My heart goes out to the family of the cyclist who suffered a preventable death on a dangerous Wellesley road. I hope that a civil lawsuit against the government and private parties who caused or failed to prevent this foreseeable tragedy will bring the family some measure of relief. But advocates who look to the criminal law to provide cyclists with protection and respect should be careful what they ask for (“Cyclists say their rights are going unrecognized,” Feb. 15, and “As cycling gains popularity, an anti-cyclist bias remains,” Editorial, Feb. 24).
My observation of biking, driving, and law enforcement in Boston leads me to believe that a strict prosecutorial approach to traffic enforcement would turn more cyclists than motorists into criminals. If the goal is to prevent accidents, our tax dollars would be better spent on road engineering and public education than on prosecuting people who do not intend to cause harm.
That’s not bias against cyclists; it’s a more efficacious way for government to show them it cares.

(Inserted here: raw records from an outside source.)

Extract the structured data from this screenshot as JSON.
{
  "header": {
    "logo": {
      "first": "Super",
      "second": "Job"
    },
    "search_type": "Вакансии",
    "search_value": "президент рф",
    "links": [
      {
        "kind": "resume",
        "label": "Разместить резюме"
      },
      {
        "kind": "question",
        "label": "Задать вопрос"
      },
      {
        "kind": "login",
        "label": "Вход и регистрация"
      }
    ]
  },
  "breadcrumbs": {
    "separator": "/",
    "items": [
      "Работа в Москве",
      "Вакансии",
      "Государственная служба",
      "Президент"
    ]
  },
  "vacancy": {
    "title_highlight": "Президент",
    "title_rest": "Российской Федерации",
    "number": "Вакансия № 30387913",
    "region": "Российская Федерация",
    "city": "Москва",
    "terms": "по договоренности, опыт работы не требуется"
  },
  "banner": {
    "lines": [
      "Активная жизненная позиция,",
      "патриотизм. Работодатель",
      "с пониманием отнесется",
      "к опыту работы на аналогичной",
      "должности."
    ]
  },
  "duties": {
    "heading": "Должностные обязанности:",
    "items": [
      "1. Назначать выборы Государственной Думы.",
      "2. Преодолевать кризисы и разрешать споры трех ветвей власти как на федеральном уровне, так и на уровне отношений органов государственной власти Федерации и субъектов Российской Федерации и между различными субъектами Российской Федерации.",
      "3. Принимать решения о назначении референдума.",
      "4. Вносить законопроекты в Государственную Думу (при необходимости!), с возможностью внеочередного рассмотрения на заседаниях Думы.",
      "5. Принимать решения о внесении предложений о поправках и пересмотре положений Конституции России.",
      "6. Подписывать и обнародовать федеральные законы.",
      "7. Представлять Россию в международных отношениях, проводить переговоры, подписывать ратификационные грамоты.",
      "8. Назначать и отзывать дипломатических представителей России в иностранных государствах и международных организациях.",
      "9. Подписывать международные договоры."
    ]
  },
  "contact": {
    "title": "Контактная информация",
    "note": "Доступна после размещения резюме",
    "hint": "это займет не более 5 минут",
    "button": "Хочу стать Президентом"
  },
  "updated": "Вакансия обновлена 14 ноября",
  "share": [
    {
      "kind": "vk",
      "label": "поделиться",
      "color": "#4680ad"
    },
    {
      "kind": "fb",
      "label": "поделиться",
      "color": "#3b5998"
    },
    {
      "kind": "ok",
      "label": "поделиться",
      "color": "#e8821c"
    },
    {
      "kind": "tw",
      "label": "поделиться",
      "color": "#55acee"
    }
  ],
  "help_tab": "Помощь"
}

The writer is associate clinical professor of law at Boston College Law School, where she is codirector of the Criminal Justice Clinic and director of the Boston College Innocence Project.